◆ Work instruction ◆
Using the records below, filter out every line that lacks "icon" and copy the rest.

◆ Stored data ◆
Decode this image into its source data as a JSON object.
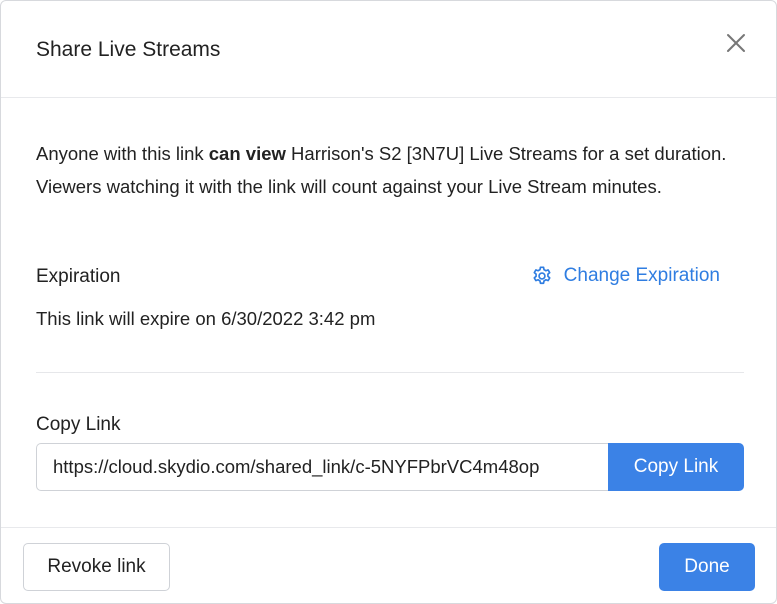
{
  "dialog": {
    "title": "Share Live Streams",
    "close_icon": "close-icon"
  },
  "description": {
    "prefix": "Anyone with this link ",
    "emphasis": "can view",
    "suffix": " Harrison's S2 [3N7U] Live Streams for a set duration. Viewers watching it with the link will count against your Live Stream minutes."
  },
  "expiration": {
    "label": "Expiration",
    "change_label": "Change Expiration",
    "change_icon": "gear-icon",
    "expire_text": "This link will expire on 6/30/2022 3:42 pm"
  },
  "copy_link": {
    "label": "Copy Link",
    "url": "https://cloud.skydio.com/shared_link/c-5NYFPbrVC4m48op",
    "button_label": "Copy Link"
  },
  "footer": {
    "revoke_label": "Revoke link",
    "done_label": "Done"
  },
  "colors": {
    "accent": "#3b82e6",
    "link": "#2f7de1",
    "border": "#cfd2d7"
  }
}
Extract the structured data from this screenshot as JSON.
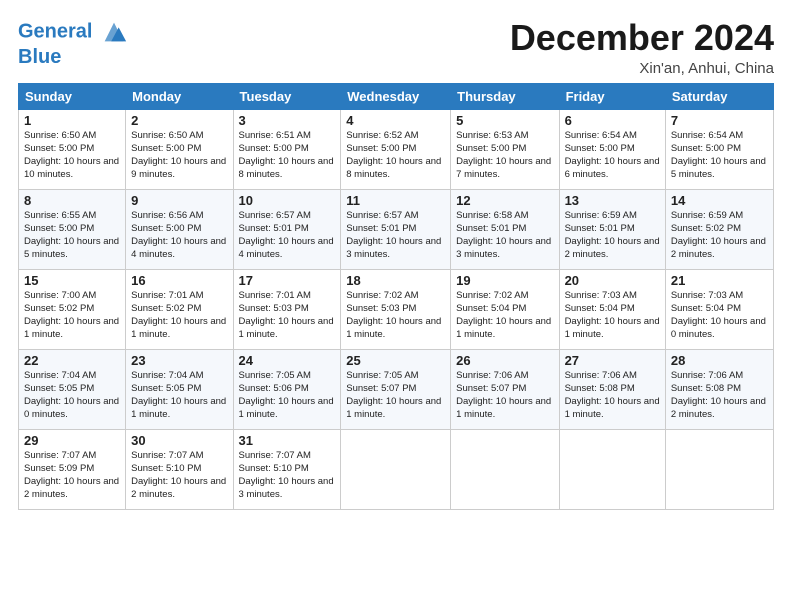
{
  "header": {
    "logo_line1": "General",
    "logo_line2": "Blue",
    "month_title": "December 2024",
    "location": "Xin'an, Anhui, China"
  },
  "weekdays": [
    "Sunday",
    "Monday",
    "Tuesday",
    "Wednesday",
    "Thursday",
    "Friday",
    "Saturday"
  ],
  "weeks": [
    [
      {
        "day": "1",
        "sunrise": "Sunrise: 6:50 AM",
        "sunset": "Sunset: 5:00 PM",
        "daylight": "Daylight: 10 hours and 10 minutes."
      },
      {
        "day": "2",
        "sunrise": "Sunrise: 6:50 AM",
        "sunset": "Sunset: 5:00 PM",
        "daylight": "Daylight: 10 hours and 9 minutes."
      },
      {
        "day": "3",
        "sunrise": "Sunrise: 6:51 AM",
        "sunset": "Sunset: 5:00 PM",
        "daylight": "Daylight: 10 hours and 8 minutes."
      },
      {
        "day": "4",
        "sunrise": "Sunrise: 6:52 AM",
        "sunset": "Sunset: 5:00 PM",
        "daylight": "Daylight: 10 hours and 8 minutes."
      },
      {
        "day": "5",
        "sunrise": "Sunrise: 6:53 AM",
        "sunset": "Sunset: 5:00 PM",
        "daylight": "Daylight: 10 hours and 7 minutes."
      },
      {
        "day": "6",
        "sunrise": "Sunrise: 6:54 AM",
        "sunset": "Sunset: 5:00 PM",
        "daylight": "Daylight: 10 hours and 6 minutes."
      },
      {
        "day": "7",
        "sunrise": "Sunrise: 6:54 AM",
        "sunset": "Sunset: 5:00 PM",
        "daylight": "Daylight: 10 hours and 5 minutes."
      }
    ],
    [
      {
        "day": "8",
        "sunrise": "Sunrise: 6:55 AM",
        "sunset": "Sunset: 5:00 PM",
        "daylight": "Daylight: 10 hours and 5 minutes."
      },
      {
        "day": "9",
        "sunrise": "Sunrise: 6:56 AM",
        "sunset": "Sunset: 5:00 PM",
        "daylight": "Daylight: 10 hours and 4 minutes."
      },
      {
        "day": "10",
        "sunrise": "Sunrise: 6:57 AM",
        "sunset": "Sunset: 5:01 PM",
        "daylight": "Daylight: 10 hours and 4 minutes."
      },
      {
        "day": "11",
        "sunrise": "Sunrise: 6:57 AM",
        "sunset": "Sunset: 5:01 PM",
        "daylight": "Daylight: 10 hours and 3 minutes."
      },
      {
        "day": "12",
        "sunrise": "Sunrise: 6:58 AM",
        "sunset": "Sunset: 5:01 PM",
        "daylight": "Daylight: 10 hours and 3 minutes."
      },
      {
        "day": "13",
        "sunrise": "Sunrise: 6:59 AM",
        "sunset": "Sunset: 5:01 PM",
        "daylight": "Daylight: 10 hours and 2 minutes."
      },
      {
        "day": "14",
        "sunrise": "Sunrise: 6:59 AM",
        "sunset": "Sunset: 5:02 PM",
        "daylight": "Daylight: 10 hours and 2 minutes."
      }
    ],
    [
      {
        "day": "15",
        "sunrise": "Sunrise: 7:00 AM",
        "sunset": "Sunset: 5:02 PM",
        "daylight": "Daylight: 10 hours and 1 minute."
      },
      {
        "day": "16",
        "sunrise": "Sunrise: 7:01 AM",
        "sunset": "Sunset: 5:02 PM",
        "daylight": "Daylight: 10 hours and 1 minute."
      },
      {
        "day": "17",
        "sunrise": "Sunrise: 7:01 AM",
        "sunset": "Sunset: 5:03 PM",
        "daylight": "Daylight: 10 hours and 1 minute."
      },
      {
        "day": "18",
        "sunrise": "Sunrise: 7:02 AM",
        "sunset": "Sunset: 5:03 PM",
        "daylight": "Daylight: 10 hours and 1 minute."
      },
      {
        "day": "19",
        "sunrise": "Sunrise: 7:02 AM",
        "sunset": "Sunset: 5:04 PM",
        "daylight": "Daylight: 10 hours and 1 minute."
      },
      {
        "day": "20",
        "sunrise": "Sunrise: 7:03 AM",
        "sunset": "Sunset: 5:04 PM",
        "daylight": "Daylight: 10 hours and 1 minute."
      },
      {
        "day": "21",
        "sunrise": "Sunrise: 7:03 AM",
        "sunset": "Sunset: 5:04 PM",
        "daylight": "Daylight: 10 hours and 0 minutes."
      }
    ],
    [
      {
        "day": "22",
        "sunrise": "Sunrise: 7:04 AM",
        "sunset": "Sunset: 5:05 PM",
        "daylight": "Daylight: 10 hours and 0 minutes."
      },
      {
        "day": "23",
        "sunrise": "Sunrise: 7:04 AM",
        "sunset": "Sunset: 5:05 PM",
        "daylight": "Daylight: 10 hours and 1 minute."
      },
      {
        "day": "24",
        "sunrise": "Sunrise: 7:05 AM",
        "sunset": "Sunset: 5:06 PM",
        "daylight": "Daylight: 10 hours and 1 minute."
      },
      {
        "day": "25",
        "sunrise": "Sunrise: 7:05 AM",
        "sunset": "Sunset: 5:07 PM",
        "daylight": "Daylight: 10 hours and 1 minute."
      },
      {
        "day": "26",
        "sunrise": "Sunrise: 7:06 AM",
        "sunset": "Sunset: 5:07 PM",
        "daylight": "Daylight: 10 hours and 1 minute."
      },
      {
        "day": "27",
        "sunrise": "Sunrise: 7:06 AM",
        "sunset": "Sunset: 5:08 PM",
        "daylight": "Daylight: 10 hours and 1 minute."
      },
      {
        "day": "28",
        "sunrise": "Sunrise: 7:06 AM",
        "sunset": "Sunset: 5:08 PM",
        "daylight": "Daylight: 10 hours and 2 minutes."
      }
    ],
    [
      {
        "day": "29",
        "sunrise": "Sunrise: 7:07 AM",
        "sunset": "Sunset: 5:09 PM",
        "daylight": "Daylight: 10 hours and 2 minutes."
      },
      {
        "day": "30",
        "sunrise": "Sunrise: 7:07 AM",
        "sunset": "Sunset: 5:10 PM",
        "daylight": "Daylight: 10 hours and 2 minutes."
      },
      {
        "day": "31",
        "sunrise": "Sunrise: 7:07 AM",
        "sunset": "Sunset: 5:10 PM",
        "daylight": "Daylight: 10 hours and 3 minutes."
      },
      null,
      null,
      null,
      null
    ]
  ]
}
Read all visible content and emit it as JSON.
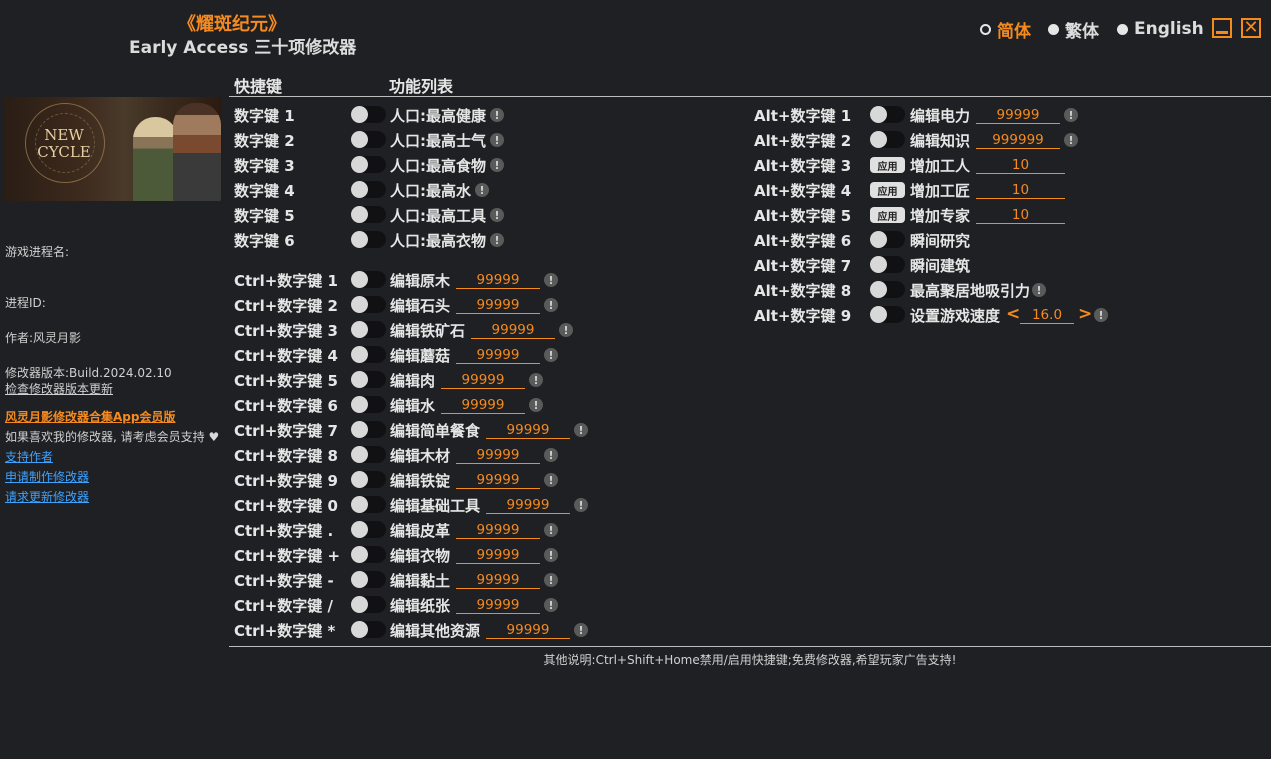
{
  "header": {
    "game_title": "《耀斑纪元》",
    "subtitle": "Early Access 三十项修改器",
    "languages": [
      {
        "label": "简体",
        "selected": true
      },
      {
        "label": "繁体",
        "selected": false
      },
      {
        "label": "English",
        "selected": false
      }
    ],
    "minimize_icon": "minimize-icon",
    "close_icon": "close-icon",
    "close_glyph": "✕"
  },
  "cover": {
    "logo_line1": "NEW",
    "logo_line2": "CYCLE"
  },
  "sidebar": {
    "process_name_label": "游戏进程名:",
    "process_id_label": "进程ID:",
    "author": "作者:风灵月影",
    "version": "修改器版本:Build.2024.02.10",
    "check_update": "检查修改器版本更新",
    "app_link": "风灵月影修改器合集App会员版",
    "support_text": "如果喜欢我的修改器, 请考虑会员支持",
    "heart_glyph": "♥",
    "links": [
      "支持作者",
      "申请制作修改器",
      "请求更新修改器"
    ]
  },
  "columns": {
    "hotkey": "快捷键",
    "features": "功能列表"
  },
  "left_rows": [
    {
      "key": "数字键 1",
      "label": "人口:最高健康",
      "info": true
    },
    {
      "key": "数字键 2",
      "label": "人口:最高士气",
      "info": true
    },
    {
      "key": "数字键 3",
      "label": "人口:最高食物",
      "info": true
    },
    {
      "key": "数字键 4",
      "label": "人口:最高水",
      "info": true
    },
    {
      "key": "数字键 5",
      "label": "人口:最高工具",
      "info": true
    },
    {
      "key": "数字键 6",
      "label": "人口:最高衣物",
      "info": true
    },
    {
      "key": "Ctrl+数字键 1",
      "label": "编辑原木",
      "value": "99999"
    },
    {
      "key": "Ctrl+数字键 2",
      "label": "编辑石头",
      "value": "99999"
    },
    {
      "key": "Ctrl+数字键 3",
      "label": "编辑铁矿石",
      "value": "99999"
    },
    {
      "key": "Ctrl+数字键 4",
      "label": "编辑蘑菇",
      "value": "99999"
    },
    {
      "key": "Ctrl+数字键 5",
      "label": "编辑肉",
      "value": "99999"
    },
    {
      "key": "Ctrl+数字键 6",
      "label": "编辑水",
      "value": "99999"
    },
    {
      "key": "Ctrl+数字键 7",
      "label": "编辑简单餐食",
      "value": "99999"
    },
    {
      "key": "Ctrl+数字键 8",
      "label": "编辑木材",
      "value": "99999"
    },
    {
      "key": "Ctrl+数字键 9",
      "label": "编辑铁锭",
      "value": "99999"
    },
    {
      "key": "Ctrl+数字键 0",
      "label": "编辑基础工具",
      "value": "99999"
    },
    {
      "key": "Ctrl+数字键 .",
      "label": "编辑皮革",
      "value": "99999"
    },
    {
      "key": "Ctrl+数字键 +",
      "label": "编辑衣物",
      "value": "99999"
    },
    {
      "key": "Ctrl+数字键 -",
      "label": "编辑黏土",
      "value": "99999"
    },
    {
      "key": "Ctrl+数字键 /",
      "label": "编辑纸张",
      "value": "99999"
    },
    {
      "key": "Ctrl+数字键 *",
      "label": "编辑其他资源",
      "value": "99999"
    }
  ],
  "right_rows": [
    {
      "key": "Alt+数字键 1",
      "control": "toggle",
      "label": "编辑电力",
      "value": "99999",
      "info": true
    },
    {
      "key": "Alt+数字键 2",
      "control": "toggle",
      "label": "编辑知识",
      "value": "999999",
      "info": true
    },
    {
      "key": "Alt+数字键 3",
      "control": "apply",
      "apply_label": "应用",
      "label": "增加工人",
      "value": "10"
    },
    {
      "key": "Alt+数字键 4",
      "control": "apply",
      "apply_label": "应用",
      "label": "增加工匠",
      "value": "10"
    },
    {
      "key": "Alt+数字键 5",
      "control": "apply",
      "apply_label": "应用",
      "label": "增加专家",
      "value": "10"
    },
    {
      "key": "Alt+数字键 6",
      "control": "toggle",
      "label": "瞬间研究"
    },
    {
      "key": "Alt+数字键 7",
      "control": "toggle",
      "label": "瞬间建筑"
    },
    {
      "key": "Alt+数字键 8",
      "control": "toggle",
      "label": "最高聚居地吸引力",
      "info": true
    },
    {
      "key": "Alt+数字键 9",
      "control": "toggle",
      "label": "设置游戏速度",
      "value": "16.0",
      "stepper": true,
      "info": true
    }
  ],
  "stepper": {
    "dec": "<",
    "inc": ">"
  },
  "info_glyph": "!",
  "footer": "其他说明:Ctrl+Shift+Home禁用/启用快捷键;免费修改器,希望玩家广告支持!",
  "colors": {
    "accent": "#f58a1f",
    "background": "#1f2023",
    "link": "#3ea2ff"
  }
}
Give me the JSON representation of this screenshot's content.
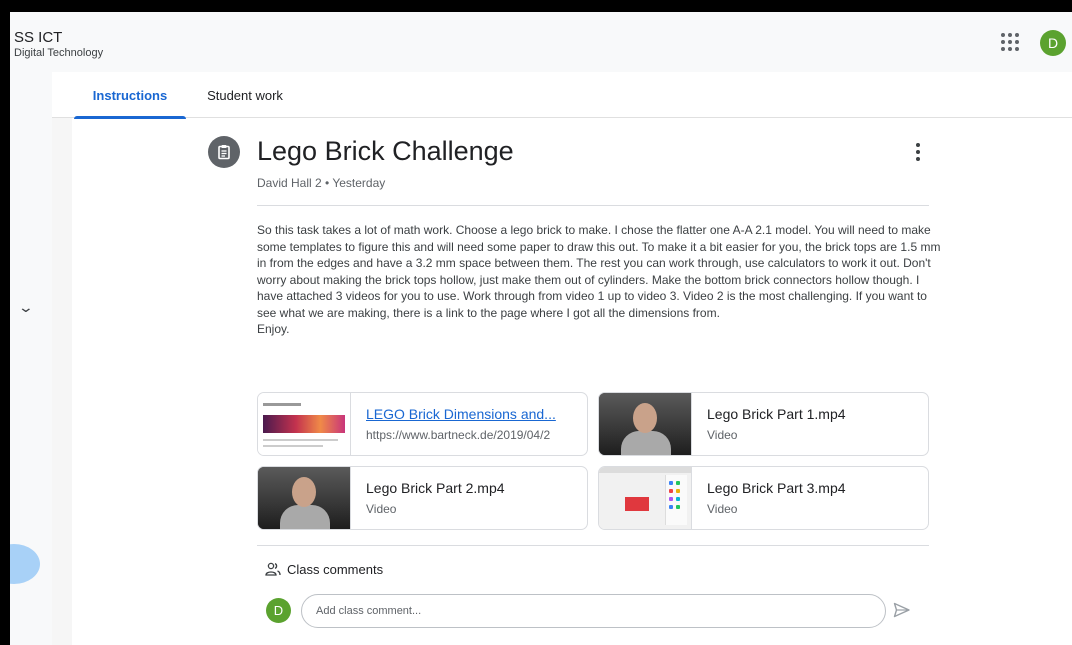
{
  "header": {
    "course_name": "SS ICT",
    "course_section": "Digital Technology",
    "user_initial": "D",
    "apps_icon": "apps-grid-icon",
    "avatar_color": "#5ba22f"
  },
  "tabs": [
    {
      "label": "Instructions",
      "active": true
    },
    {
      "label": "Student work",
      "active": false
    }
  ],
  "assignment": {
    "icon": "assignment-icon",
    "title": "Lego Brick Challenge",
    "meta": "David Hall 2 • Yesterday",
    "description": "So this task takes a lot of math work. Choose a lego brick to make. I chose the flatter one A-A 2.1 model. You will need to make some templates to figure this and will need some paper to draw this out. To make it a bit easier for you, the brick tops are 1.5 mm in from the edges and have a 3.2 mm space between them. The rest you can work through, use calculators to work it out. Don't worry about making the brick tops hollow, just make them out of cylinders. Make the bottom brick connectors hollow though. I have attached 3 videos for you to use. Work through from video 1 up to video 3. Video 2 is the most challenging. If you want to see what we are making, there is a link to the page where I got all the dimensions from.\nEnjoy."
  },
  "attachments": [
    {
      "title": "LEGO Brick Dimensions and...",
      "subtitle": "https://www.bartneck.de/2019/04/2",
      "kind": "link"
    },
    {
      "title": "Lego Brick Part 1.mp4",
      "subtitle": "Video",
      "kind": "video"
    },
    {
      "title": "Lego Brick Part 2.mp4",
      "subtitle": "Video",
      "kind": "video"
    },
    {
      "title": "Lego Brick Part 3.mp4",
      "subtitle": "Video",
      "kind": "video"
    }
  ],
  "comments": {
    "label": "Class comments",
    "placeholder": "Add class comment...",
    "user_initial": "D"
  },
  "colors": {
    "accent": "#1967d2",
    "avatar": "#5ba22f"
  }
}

◆ Solution ◆
    "close_icon": "close-icon"
    "change_icon": "gear-icon",
    "minimize_icon": "minimize-icon",
    "close_icon": "close-icon",
    "apps_icon": "apps-grid-icon",
    "icon": "assignment-icon",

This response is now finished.